UBS and ABRDN, on the other hand, appear to have elevated the brand promise through classic storytelling principles, promoted consistently thanks to a committed investment in a balanced portfolio of channels.
The Google Trends chart above provides us with objective data to base these judgements on, showing the relative volumes of UK brand searches for the four firms over a two-year period.
UBS (the yellow line) shows a consistently higher share of brand search over Brewin Dolphin (red) and Schroders (green), reflecting the effectiveness of the campaign with a steady investment overtime. ABRDN (blue) shows a swift incline in brand searches which they’ve sustained since the brand’s launch. In comparison, the red and green lines of Brewin Dolphin and Schroders show no discernible impact, which indicates that the creative story didn’t resonate at the time and the investment was short lived. The peak in Brewin’s volumes match the time when the sale to RBC was announced, so this is almost certainly a PR spike rather than a brand response.
So what can we learn from these examples?
While it’s still relatively early days for wealth management brand advertising, the trend certainly won’t decline as the market gets more competitive.
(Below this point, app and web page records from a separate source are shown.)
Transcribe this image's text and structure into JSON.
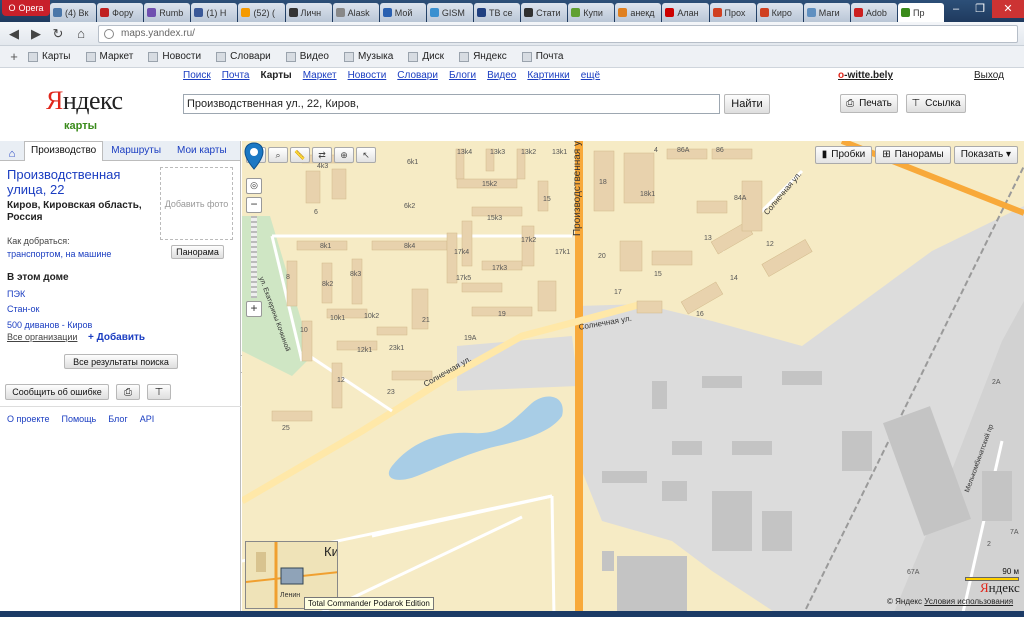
{
  "browser": {
    "name": "Opera",
    "tabs": [
      {
        "label": "(4) Вк",
        "color": "#4a76a8"
      },
      {
        "label": "Фору",
        "color": "#c02020"
      },
      {
        "label": "Rumb",
        "color": "#7050b0"
      },
      {
        "label": "(1) Н",
        "color": "#3b5998"
      },
      {
        "label": "(52) (",
        "color": "#f59a00"
      },
      {
        "label": "Личн",
        "color": "#333333"
      },
      {
        "label": "Alask",
        "color": "#888888"
      },
      {
        "label": "Мой",
        "color": "#2a60b0"
      },
      {
        "label": "GISM",
        "color": "#3a90d0"
      },
      {
        "label": "ТВ се",
        "color": "#204080"
      },
      {
        "label": "Стати",
        "color": "#303030"
      },
      {
        "label": "Купи",
        "color": "#60a030"
      },
      {
        "label": "анекд",
        "color": "#e08020"
      },
      {
        "label": "Алан",
        "color": "#cc0000"
      },
      {
        "label": "Прох",
        "color": "#d04020"
      },
      {
        "label": "Киро",
        "color": "#d04020"
      },
      {
        "label": "Маги",
        "color": "#6090c0"
      },
      {
        "label": "Adob",
        "color": "#cc2020"
      },
      {
        "label": "Пр",
        "color": "#3a8b1b",
        "active": true
      }
    ],
    "url": "maps.yandex.ru/",
    "bookmarks": [
      "Карты",
      "Маркет",
      "Новости",
      "Словари",
      "Видео",
      "Музыка",
      "Диск",
      "Яндекс",
      "Почта"
    ]
  },
  "header": {
    "logo": "Яндекс",
    "logo_sub": "карты",
    "services": [
      "Поиск",
      "Почта",
      "Карты",
      "Маркет",
      "Новости",
      "Словари",
      "Блоги",
      "Видео",
      "Картинки",
      "ещё"
    ],
    "current_service": "Карты",
    "user": "o-witte.bely",
    "logout": "Выход",
    "search_value": "Производственная ул., 22, Киров,",
    "search_button": "Найти",
    "print": "Печать",
    "link": "Ссылка"
  },
  "panel": {
    "tabs": [
      "Производство",
      "Маршруты",
      "Мои карты"
    ],
    "title": "Производственная улица, 22",
    "subtitle": "Киров, Кировская область, Россия",
    "add_photo": "Добавить фото",
    "how_to_get": "Как добраться:",
    "how_to_get_links": "транспортом, на машине",
    "panorama_btn": "Панорама",
    "in_house": "В этом доме",
    "orgs": [
      "ПЭК",
      "Стан-ок",
      "500 диванов - Киров"
    ],
    "all_orgs": "Все организации",
    "add": "+ Добавить",
    "all_results": "Все результаты поиска",
    "report_error": "Сообщить об ошибке",
    "footer": [
      "О проекте",
      "Помощь",
      "Блог",
      "API"
    ]
  },
  "map": {
    "buttons": [
      "Пробки",
      "Панорамы",
      "Показать ▾"
    ],
    "streets": [
      "Производственная ул.",
      "Солнечная ул.",
      "Солнечная ул.",
      "Солнечная ул.",
      "ул. Екатерины Кочкиной",
      "Мелькомбинатский пр"
    ],
    "scale": "90 м",
    "copyright": "© Яндекс",
    "terms": "Условия использования",
    "map_logo": "Яндекс",
    "minimap_label": "Ки",
    "minimap_sub": "Ленин",
    "tooltip": "Total Commander Podarok Edition",
    "house_numbers": [
      "6k1",
      "4k3",
      "13k4",
      "13k3",
      "13k2",
      "13k1",
      "15k2",
      "15",
      "15k3",
      "6k2",
      "6",
      "8k1",
      "8k4",
      "17k4",
      "17k2",
      "17k1",
      "8k3",
      "8",
      "8k2",
      "17k5",
      "17k3",
      "19",
      "21",
      "10k1",
      "10k2",
      "10",
      "12k1",
      "23k1",
      "12",
      "23",
      "19A",
      "25",
      "18",
      "18k1",
      "20",
      "17",
      "15",
      "16",
      "14",
      "13",
      "12",
      "84A",
      "86A",
      "86",
      "4",
      "2A",
      "2",
      "7A",
      "67A"
    ]
  },
  "colors": {
    "accent": "#1a3dc1",
    "brand_red": "#e0261b",
    "road_orange": "#f8a93a",
    "map_bg": "#f6ebc5",
    "water": "#a8cde6",
    "industrial": "#dcdcdc"
  }
}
It’s clear from these early movers that successful entrants will need to develop their own compelling brand narratives and invest in them consistently to see any significant commercial returns. It’s not a game for dabblers, as winning will require significant commitment. But the returns are potentially substantial. It will be interesting to see which of the other firms in the market grasp the nettle and seriously enter the fray.
Stay tuned for the next article on women with wealth – the second part of our wealth management marketing series.
If you’d like to explore your brand story or create a compelling campaign, get in touch with our marketing team by emailing email@example.com